Data entries:

##############################

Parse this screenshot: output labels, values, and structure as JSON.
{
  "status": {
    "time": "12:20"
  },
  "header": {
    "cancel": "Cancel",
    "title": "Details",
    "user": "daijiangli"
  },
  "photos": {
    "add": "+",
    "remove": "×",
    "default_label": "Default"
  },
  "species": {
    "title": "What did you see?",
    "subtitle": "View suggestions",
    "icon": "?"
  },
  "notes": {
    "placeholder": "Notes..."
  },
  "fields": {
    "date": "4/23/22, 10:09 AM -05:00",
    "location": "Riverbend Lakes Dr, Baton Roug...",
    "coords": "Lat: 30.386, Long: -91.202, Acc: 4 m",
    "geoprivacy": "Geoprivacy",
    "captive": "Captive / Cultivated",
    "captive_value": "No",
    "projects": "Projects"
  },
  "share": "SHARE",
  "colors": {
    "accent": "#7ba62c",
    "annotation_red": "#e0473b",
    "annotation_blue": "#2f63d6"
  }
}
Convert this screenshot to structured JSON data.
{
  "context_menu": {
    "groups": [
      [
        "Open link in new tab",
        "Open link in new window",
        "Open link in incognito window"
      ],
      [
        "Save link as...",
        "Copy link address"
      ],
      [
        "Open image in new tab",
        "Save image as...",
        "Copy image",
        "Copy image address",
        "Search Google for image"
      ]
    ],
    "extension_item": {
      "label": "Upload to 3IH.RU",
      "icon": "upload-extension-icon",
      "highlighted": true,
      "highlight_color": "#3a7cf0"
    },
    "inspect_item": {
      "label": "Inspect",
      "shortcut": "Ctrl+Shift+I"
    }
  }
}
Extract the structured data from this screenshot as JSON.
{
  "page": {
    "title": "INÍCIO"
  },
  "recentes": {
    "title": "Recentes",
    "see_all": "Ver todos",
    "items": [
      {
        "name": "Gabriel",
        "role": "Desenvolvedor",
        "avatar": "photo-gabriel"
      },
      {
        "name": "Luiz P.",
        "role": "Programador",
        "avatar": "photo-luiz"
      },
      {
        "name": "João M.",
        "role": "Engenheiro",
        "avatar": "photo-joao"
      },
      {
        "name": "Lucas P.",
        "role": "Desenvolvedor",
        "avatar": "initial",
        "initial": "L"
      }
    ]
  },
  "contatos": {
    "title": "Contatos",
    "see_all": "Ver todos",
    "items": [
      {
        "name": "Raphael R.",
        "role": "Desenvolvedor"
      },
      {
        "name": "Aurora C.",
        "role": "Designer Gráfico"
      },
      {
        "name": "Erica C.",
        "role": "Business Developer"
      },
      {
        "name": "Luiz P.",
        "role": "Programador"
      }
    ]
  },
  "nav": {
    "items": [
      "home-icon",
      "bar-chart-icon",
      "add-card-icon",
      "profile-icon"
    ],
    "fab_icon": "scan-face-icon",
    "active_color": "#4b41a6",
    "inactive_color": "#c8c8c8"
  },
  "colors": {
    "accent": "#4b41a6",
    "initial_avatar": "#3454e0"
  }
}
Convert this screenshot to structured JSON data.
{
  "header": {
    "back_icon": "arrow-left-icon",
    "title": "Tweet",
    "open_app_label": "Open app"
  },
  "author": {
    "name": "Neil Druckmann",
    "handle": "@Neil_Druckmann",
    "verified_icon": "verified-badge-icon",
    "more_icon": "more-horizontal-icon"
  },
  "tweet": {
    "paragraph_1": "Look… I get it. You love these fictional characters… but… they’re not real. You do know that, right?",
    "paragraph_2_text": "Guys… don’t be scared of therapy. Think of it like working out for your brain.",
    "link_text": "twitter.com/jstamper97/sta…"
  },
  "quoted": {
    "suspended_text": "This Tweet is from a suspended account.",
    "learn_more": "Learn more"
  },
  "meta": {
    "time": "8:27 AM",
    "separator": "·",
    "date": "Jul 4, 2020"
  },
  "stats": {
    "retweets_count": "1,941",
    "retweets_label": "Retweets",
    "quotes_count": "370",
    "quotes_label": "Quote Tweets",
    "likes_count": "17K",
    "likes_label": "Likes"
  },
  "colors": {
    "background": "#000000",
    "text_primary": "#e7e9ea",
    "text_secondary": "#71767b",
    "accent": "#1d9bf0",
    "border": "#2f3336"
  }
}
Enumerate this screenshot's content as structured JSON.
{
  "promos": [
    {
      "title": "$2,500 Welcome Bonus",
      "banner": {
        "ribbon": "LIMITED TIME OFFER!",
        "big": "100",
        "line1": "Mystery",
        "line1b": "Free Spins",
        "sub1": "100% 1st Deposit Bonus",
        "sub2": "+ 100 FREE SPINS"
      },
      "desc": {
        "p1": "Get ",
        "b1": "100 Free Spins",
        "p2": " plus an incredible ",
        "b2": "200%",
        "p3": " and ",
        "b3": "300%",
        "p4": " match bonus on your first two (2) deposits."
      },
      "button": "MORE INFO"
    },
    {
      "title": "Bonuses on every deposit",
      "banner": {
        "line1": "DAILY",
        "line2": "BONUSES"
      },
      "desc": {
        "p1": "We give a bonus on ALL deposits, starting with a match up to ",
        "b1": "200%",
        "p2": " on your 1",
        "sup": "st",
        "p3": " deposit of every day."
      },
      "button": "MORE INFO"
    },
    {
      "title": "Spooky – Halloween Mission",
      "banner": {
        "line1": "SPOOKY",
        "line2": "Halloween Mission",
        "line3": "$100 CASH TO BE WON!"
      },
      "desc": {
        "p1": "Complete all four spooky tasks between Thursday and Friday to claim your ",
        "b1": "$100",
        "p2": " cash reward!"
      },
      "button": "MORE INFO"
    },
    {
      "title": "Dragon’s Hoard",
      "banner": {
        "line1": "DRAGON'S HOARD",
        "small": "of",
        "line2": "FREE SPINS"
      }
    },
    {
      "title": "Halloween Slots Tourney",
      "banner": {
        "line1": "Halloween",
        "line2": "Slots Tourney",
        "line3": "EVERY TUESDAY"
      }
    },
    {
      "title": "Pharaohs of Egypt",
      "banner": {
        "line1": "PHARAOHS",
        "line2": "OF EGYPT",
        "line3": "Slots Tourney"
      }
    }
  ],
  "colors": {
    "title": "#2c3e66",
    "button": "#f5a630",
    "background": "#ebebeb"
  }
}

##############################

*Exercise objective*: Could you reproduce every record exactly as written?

*Output of the exercise*:
Parse this screenshot: output labels, values, and structure as JSON.
{
  "status": {
    "time": "12:20"
  },
  "header": {
    "cancel": "Cancel",
    "title": "Details",
    "user": "daijiangli"
  },
  "photos": {
    "add": "+",
    "remove": "×",
    "default_label": "Default"
  },
  "species": {
    "title": "What did you see?",
    "subtitle": "View suggestions",
    "icon": "?"
  },
  "notes": {
    "placeholder": "Notes..."
  },
  "fields": {
    "date": "4/23/22, 10:09 AM -05:00",
    "location": "Riverbend Lakes Dr, Baton Roug...",
    "coords": "Lat: 30.386, Long: -91.202, Acc: 4 m",
    "geoprivacy": "Geoprivacy",
    "captive": "Captive / Cultivated",
    "captive_value": "No",
    "projects": "Projects"
  },
  "share": "SHARE",
  "colors": {
    "accent": "#7ba62c",
    "annotation_red": "#e0473b",
    "annotation_blue": "#2f63d6"
  }
}
Convert this screenshot to structured JSON data.
{
  "context_menu": {
    "groups": [
      [
        "Open link in new tab",
        "Open link in new window",
        "Open link in incognito window"
      ],
      [
        "Save link as...",
        "Copy link address"
      ],
      [
        "Open image in new tab",
        "Save image as...",
        "Copy image",
        "Copy image address",
        "Search Google for image"
      ]
    ],
    "extension_item": {
      "label": "Upload to 3IH.RU",
      "icon": "upload-extension-icon",
      "highlighted": true,
      "highlight_color": "#3a7cf0"
    },
    "inspect_item": {
      "label": "Inspect",
      "shortcut": "Ctrl+Shift+I"
    }
  }
}
Extract the structured data from this screenshot as JSON.
{
  "page": {
    "title": "INÍCIO"
  },
  "recentes": {
    "title": "Recentes",
    "see_all": "Ver todos",
    "items": [
      {
        "name": "Gabriel",
        "role": "Desenvolvedor",
        "avatar": "photo-gabriel"
      },
      {
        "name": "Luiz P.",
        "role": "Programador",
        "avatar": "photo-luiz"
      },
      {
        "name": "João M.",
        "role": "Engenheiro",
        "avatar": "photo-joao"
      },
      {
        "name": "Lucas P.",
        "role": "Desenvolvedor",
        "avatar": "initial",
        "initial": "L"
      }
    ]
  },
  "contatos": {
    "title": "Contatos",
    "see_all": "Ver todos",
    "items": [
      {
        "name": "Raphael R.",
        "role": "Desenvolvedor"
      },
      {
        "name": "Aurora C.",
        "role": "Designer Gráfico"
      },
      {
        "name": "Erica C.",
        "role": "Business Developer"
      },
      {
        "name": "Luiz P.",
        "role": "Programador"
      }
    ]
  },
  "nav": {
    "items": [
      "home-icon",
      "bar-chart-icon",
      "add-card-icon",
      "profile-icon"
    ],
    "fab_icon": "scan-face-icon",
    "active_color": "#4b41a6",
    "inactive_color": "#c8c8c8"
  },
  "colors": {
    "accent": "#4b41a6",
    "initial_avatar": "#3454e0"
  }
}
Convert this screenshot to structured JSON data.
{
  "header": {
    "back_icon": "arrow-left-icon",
    "title": "Tweet",
    "open_app_label": "Open app"
  },
  "author": {
    "name": "Neil Druckmann",
    "handle": "@Neil_Druckmann",
    "verified_icon": "verified-badge-icon",
    "more_icon": "more-horizontal-icon"
  },
  "tweet": {
    "paragraph_1": "Look… I get it. You love these fictional characters… but… they’re not real. You do know that, right?",
    "paragraph_2_text": "Guys… don’t be scared of therapy. Think of it like working out for your brain.",
    "link_text": "twitter.com/jstamper97/sta…"
  },
  "quoted": {
    "suspended_text": "This Tweet is from a suspended account.",
    "learn_more": "Learn more"
  },
  "meta": {
    "time": "8:27 AM",
    "separator": "·",
    "date": "Jul 4, 2020"
  },
  "stats": {
    "retweets_count": "1,941",
    "retweets_label": "Retweets",
    "quotes_count": "370",
    "quotes_label": "Quote Tweets",
    "likes_count": "17K",
    "likes_label": "Likes"
  },
  "colors": {
    "background": "#000000",
    "text_primary": "#e7e9ea",
    "text_secondary": "#71767b",
    "accent": "#1d9bf0",
    "border": "#2f3336"
  }
}
Enumerate this screenshot's content as structured JSON.
{
  "promos": [
    {
      "title": "$2,500 Welcome Bonus",
      "banner": {
        "ribbon": "LIMITED TIME OFFER!",
        "big": "100",
        "line1": "Mystery",
        "line1b": "Free Spins",
        "sub1": "100% 1st Deposit Bonus",
        "sub2": "+ 100 FREE SPINS"
      },
      "desc": {
        "p1": "Get ",
        "b1": "100 Free Spins",
        "p2": " plus an incredible ",
        "b2": "200%",
        "p3": " and ",
        "b3": "300%",
        "p4": " match bonus on your first two (2) deposits."
      },
      "button": "MORE INFO"
    },
    {
      "title": "Bonuses on every deposit",
      "banner": {
        "line1": "DAILY",
        "line2": "BONUSES"
      },
      "desc": {
        "p1": "We give a bonus on ALL deposits, starting with a match up to ",
        "b1": "200%",
        "p2": " on your 1",
        "sup": "st",
        "p3": " deposit of every day."
      },
      "button": "MORE INFO"
    },
    {
      "title": "Spooky – Halloween Mission",
      "banner": {
        "line1": "SPOOKY",
        "line2": "Halloween Mission",
        "line3": "$100 CASH TO BE WON!"
      },
      "desc": {
        "p1": "Complete all four spooky tasks between Thursday and Friday to claim your ",
        "b1": "$100",
        "p2": " cash reward!"
      },
      "button": "MORE INFO"
    },
    {
      "title": "Dragon’s Hoard",
      "banner": {
        "line1": "DRAGON'S HOARD",
        "small": "of",
        "line2": "FREE SPINS"
      }
    },
    {
      "title": "Halloween Slots Tourney",
      "banner": {
        "line1": "Halloween",
        "line2": "Slots Tourney",
        "line3": "EVERY TUESDAY"
      }
    },
    {
      "title": "Pharaohs of Egypt",
      "banner": {
        "line1": "PHARAOHS",
        "line2": "OF EGYPT",
        "line3": "Slots Tourney"
      }
    }
  ],
  "colors": {
    "title": "#2c3e66",
    "button": "#f5a630",
    "background": "#ebebeb"
  }
}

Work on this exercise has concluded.